**REQUIRED WORK:** Each entry is to be retyped without alteration, and no picture is to be included.

**MATERIAL FOR THE TASK:**
*** Block opens ***

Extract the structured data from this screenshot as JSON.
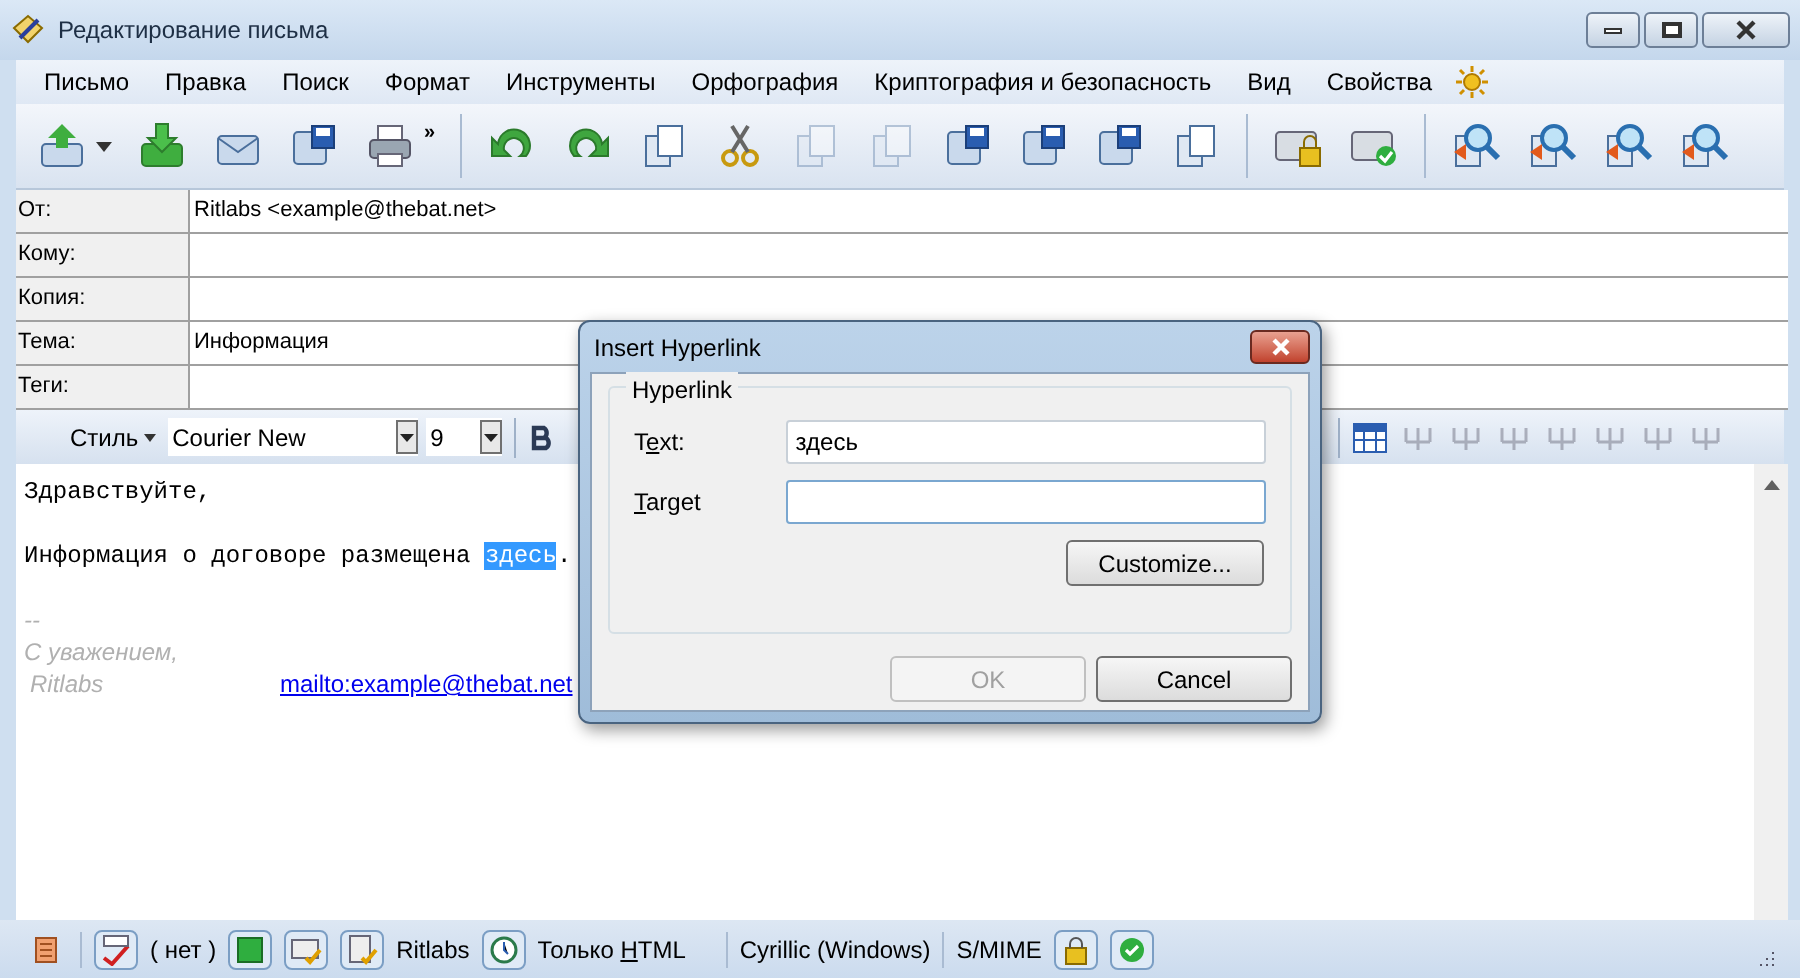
{
  "window": {
    "title": "Редактирование письма"
  },
  "menu": [
    "Письмо",
    "Правка",
    "Поиск",
    "Формат",
    "Инструменты",
    "Орфография",
    "Криптография и безопасность",
    "Вид",
    "Свойства"
  ],
  "header_fields": [
    {
      "label": "От:",
      "value": "Ritlabs <example@thebat.net>"
    },
    {
      "label": "Кому:"
    },
    {
      "label": "Копия:"
    },
    {
      "label": "Тема:",
      "value": "Информация"
    },
    {
      "label": "Теги:"
    }
  ],
  "toolbar": {
    "overflow": "»"
  },
  "format_toolbar": {
    "style_label": "Стиль",
    "font": "Courier New",
    "size": "9"
  },
  "body": {
    "greeting": "Здравствуйте,",
    "line_before": "Информация о договоре размещена ",
    "selected_word": "здесь",
    "line_after": ".",
    "signature_dash": "--",
    "signature_line": "С уважением,",
    "signature_name": "Ritlabs",
    "signature_link": "mailto:example@thebat.net"
  },
  "dialog": {
    "title": "Insert Hyperlink",
    "group": "Hyperlink",
    "fields": [
      {
        "label": [
          {
            "text": "T",
            "underlined": false
          },
          {
            "text": "e",
            "underlined": true
          },
          {
            "text": "xt:",
            "underlined": false
          }
        ],
        "value": "здесь"
      },
      {
        "label": [
          {
            "text": "T",
            "underlined": true
          },
          {
            "text": "arget",
            "underlined": false
          }
        ]
      }
    ],
    "customize": "Customize...",
    "ok": {
      "label": "OK",
      "disabled": true
    },
    "cancel": {
      "label": "Cancel",
      "disabled": false
    }
  },
  "status_bar": {
    "spell": "( нет )",
    "account": "Ritlabs",
    "format": {
      "label": [
        {
          "text": "Только ",
          "underlined": false
        },
        {
          "text": "H",
          "underlined": true
        },
        {
          "text": "TML",
          "underlined": false
        }
      ]
    },
    "charset": "Cyrillic (Windows)",
    "security": "S/MIME"
  }
}
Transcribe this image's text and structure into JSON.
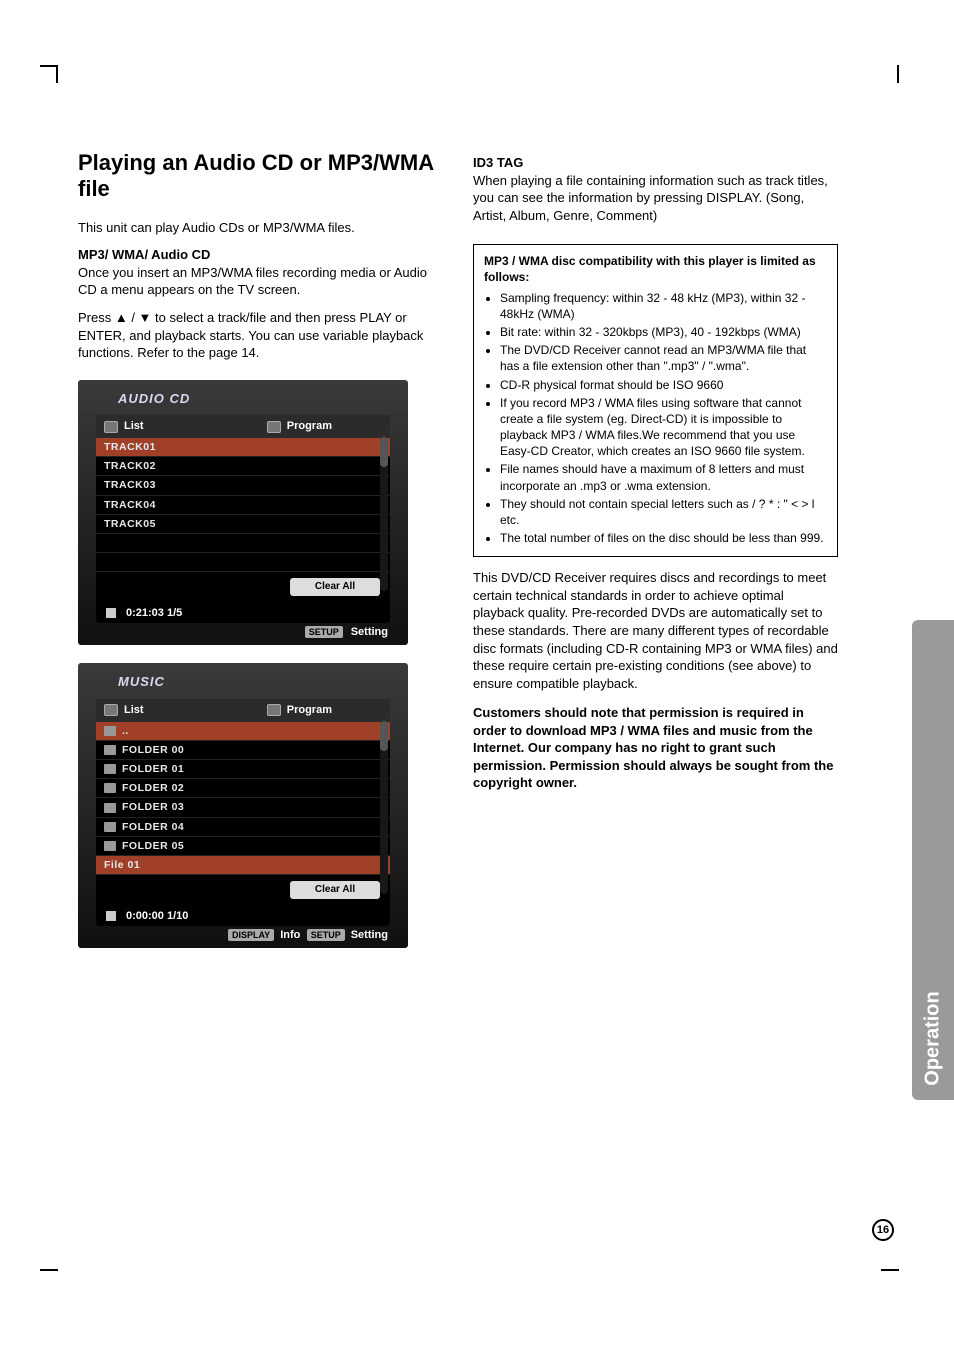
{
  "sidebar_label": "Operation",
  "page_number": "16",
  "left": {
    "h1": "Playing an Audio CD or MP3/WMA file",
    "intro": "This unit can play Audio CDs or MP3/WMA files.",
    "sub1_head": "MP3/ WMA/ Audio CD",
    "sub1_p1": "Once you insert an MP3/WMA files recording media or Audio CD  a menu appears on the TV screen.",
    "sub1_p2": "Press ▲ / ▼ to select a track/file and then press PLAY or ENTER, and playback starts. You can use variable playback functions. Refer to the page 14."
  },
  "panel1": {
    "title": "AUDIO CD",
    "col_left": "List",
    "col_right": "Program",
    "rows": [
      "TRACK01",
      "TRACK02",
      "TRACK03",
      "TRACK04",
      "TRACK05"
    ],
    "clear": "Clear All",
    "status": "0:21:03  1/5",
    "setting_tag": "SETUP",
    "setting": "Setting"
  },
  "panel2": {
    "title": "MUSIC",
    "col_left": "List",
    "col_right": "Program",
    "rows": [
      "..",
      "FOLDER  00",
      "FOLDER  01",
      "FOLDER  02",
      "FOLDER  03",
      "FOLDER  04",
      "FOLDER  05",
      "File  01"
    ],
    "clear": "Clear All",
    "status": "0:00:00  1/10",
    "info_tag": "DISPLAY",
    "info": "Info",
    "setting_tag": "SETUP",
    "setting": "Setting"
  },
  "right": {
    "id3_head": "ID3 TAG",
    "id3_body": "When playing a file containing information such as track titles, you can see the information by pressing DISPLAY. (Song, Artist, Album, Genre, Comment)",
    "note_head": "MP3 / WMA disc compatibility with this player is limited as follows:",
    "notes": [
      "Sampling frequency: within 32 - 48 kHz (MP3), within 32 - 48kHz (WMA)",
      "Bit rate: within 32 - 320kbps (MP3), 40 - 192kbps (WMA)",
      "The DVD/CD Receiver cannot read an MP3/WMA file that has a file extension other than \".mp3\" / \".wma\".",
      "CD-R physical format should be ISO 9660",
      "If you record MP3 / WMA files using software that cannot create a file system (eg. Direct-CD) it is impossible to playback MP3 / WMA files.We recommend that you use Easy-CD Creator, which creates an ISO 9660 file system.",
      "File names should have a maximum of 8 letters and must incorporate an .mp3 or .wma extension.",
      "They should not contain special letters such as  / ? * : \" < > l etc.",
      "The total number of files on the disc should be less than 999."
    ],
    "closing1": "This DVD/CD Receiver requires discs and recordings to meet certain technical standards in order to achieve optimal playback quality. Pre-recorded DVDs are automatically set to these standards. There are many different types of recordable disc formats (including CD-R containing MP3 or WMA files) and these require certain pre-existing conditions (see above) to ensure compatible playback.",
    "closing2": "Customers should note that permission is required in order to download MP3 / WMA files and music from the Internet. Our company has no right to grant such permission. Permission should always be sought from the copyright owner."
  }
}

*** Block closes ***

**TASK OUTPUT:**
Extract the structured data from this screenshot as JSON.
{
  "window": {
    "title": "Редактирование письма"
  },
  "menu": [
    "Письмо",
    "Правка",
    "Поиск",
    "Формат",
    "Инструменты",
    "Орфография",
    "Криптография и безопасность",
    "Вид",
    "Свойства"
  ],
  "header_fields": [
    {
      "label": "От:",
      "value": "Ritlabs <example@thebat.net>"
    },
    {
      "label": "Кому:"
    },
    {
      "label": "Копия:"
    },
    {
      "label": "Тема:",
      "value": "Информация"
    },
    {
      "label": "Теги:"
    }
  ],
  "toolbar": {
    "overflow": "»"
  },
  "format_toolbar": {
    "style_label": "Стиль",
    "font": "Courier New",
    "size": "9"
  },
  "body": {
    "greeting": "Здравствуйте,",
    "line_before": "Информация о договоре размещена ",
    "selected_word": "здесь",
    "line_after": ".",
    "signature_dash": "--",
    "signature_line": "С уважением,",
    "signature_name": "Ritlabs",
    "signature_link": "mailto:example@thebat.net"
  },
  "dialog": {
    "title": "Insert Hyperlink",
    "group": "Hyperlink",
    "fields": [
      {
        "label": [
          {
            "text": "T",
            "underlined": false
          },
          {
            "text": "e",
            "underlined": true
          },
          {
            "text": "xt:",
            "underlined": false
          }
        ],
        "value": "здесь"
      },
      {
        "label": [
          {
            "text": "T",
            "underlined": true
          },
          {
            "text": "arget",
            "underlined": false
          }
        ]
      }
    ],
    "customize": "Customize...",
    "ok": {
      "label": "OK",
      "disabled": true
    },
    "cancel": {
      "label": "Cancel",
      "disabled": false
    }
  },
  "status_bar": {
    "spell": "( нет )",
    "account": "Ritlabs",
    "format": {
      "label": [
        {
          "text": "Только ",
          "underlined": false
        },
        {
          "text": "H",
          "underlined": true
        },
        {
          "text": "TML",
          "underlined": false
        }
      ]
    },
    "charset": "Cyrillic (Windows)",
    "security": "S/MIME"
  }
}
Transcribe this image's text and structure into JSON.
{
  "sidebar_label": "Operation",
  "page_number": "16",
  "left": {
    "h1": "Playing an Audio CD or MP3/WMA file",
    "intro": "This unit can play Audio CDs or MP3/WMA files.",
    "sub1_head": "MP3/ WMA/ Audio CD",
    "sub1_p1": "Once you insert an MP3/WMA files recording media or Audio CD  a menu appears on the TV screen.",
    "sub1_p2": "Press ▲ / ▼ to select a track/file and then press PLAY or ENTER, and playback starts. You can use variable playback functions. Refer to the page 14."
  },
  "panel1": {
    "title": "AUDIO CD",
    "col_left": "List",
    "col_right": "Program",
    "rows": [
      "TRACK01",
      "TRACK02",
      "TRACK03",
      "TRACK04",
      "TRACK05"
    ],
    "clear": "Clear All",
    "status": "0:21:03  1/5",
    "setting_tag": "SETUP",
    "setting": "Setting"
  },
  "panel2": {
    "title": "MUSIC",
    "col_left": "List",
    "col_right": "Program",
    "rows": [
      "..",
      "FOLDER  00",
      "FOLDER  01",
      "FOLDER  02",
      "FOLDER  03",
      "FOLDER  04",
      "FOLDER  05",
      "File  01"
    ],
    "clear": "Clear All",
    "status": "0:00:00  1/10",
    "info_tag": "DISPLAY",
    "info": "Info",
    "setting_tag": "SETUP",
    "setting": "Setting"
  },
  "right": {
    "id3_head": "ID3 TAG",
    "id3_body": "When playing a file containing information such as track titles, you can see the information by pressing DISPLAY. (Song, Artist, Album, Genre, Comment)",
    "note_head": "MP3 / WMA disc compatibility with this player is limited as follows:",
    "notes": [
      "Sampling frequency: within 32 - 48 kHz (MP3), within 32 - 48kHz (WMA)",
      "Bit rate: within 32 - 320kbps (MP3), 40 - 192kbps (WMA)",
      "The DVD/CD Receiver cannot read an MP3/WMA file that has a file extension other than \".mp3\" / \".wma\".",
      "CD-R physical format should be ISO 9660",
      "If you record MP3 / WMA files using software that cannot create a file system (eg. Direct-CD) it is impossible to playback MP3 / WMA files.We recommend that you use Easy-CD Creator, which creates an ISO 9660 file system.",
      "File names should have a maximum of 8 letters and must incorporate an .mp3 or .wma extension.",
      "They should not contain special letters such as  / ? * : \" < > l etc.",
      "The total number of files on the disc should be less than 999."
    ],
    "closing1": "This DVD/CD Receiver requires discs and recordings to meet certain technical standards in order to achieve optimal playback quality. Pre-recorded DVDs are automatically set to these standards. There are many different types of recordable disc formats (including CD-R containing MP3 or WMA files) and these require certain pre-existing conditions (see above) to ensure compatible playback.",
    "closing2": "Customers should note that permission is required in order to download MP3 / WMA files and music from the Internet. Our company has no right to grant such permission. Permission should always be sought from the copyright owner."
  }
}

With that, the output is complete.